#1 Assured Learning Domains
This is a website to help me and those working with me on a Masters Thesis at the University Of Glasgow keep track of progress and to publish ideas. Department of Psychology.
Learning can be broken down into three Domains; Cognitive, effective and psycho motor. Learning is a process involving the continual growth or change of brain architecture resulting from the many ways in which an individual may assimilate, use or remove information.
It has recently become widely accepted that the brain’s plasticity, its ability to continue to grow and change can continue into later life in humans although often at a reduced rate to that achieved at early adulthood.
The Cognitive Domain is to do with the way people acquire, assimilate and use information. This is the domain of “Thinking” This Domain has six levels of increasing complexity. : Remember/ Understand/ Apply/ Analyze/ Evaluate/ Create
The Affective Domains to do with a person’s approaches, values and emotions. There are five levels to this Domain: Receiving/ Responding/ Valuing/ Organisation/ Characterisation.
The psycho motor domain deals with physical control. There are 5 levels of the physical domain: Imitation/ Manipulation/ Precision/ Articulation/ Naturalization.
Our work will break each of these three domains into their component parts and try to demonstrate each by simple laboratory testing at levels suitable for statistical analysis. We like zapping people with electricity so as many of our tests as possible will use electric shocks.

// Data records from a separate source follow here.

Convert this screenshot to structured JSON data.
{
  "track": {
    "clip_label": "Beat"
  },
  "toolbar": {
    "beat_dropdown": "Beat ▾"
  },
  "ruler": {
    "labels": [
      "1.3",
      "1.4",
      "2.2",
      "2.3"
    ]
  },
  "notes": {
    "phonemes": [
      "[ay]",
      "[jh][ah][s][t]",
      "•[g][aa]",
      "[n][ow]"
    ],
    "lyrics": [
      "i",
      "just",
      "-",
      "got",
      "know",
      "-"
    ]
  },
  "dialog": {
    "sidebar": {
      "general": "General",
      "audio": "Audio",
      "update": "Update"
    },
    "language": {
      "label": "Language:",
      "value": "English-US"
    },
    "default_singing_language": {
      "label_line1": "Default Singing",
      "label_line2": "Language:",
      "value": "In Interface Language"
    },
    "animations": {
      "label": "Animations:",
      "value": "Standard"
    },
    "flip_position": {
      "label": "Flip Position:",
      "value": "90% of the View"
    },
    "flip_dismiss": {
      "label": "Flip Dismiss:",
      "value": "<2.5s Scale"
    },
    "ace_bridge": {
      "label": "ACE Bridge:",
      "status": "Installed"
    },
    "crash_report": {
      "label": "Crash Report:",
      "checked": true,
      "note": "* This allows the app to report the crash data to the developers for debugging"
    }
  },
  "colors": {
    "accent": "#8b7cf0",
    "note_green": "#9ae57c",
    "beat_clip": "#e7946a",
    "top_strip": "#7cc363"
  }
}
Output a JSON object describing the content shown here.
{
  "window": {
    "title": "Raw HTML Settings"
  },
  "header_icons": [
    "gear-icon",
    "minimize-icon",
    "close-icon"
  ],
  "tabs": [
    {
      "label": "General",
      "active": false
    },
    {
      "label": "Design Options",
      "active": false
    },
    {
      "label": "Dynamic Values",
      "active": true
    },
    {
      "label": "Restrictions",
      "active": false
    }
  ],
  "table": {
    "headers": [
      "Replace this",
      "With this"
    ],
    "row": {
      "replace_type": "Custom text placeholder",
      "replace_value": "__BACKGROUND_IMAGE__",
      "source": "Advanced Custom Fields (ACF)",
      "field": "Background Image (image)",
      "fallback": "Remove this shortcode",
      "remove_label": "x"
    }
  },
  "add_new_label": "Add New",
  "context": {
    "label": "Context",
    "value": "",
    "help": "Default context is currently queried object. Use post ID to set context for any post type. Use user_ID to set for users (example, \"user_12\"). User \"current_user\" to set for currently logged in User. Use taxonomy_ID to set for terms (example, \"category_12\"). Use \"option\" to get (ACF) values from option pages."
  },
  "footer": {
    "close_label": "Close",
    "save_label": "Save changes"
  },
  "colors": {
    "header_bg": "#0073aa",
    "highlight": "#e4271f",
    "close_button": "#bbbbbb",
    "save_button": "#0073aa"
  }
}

Following on from our first 4 years of University we look to continue investigating the learning ability of the inebriated mind and so significant funding will be sought to continue these investigations.
We propose that all three domains are severely affected by inebriation however it is clear that some subjects display a clear superiority in their continued learning ability in some or all of the domains.
Timetable and study notes will be published as and when produced within a blog on this website as suggested by Professor Fink.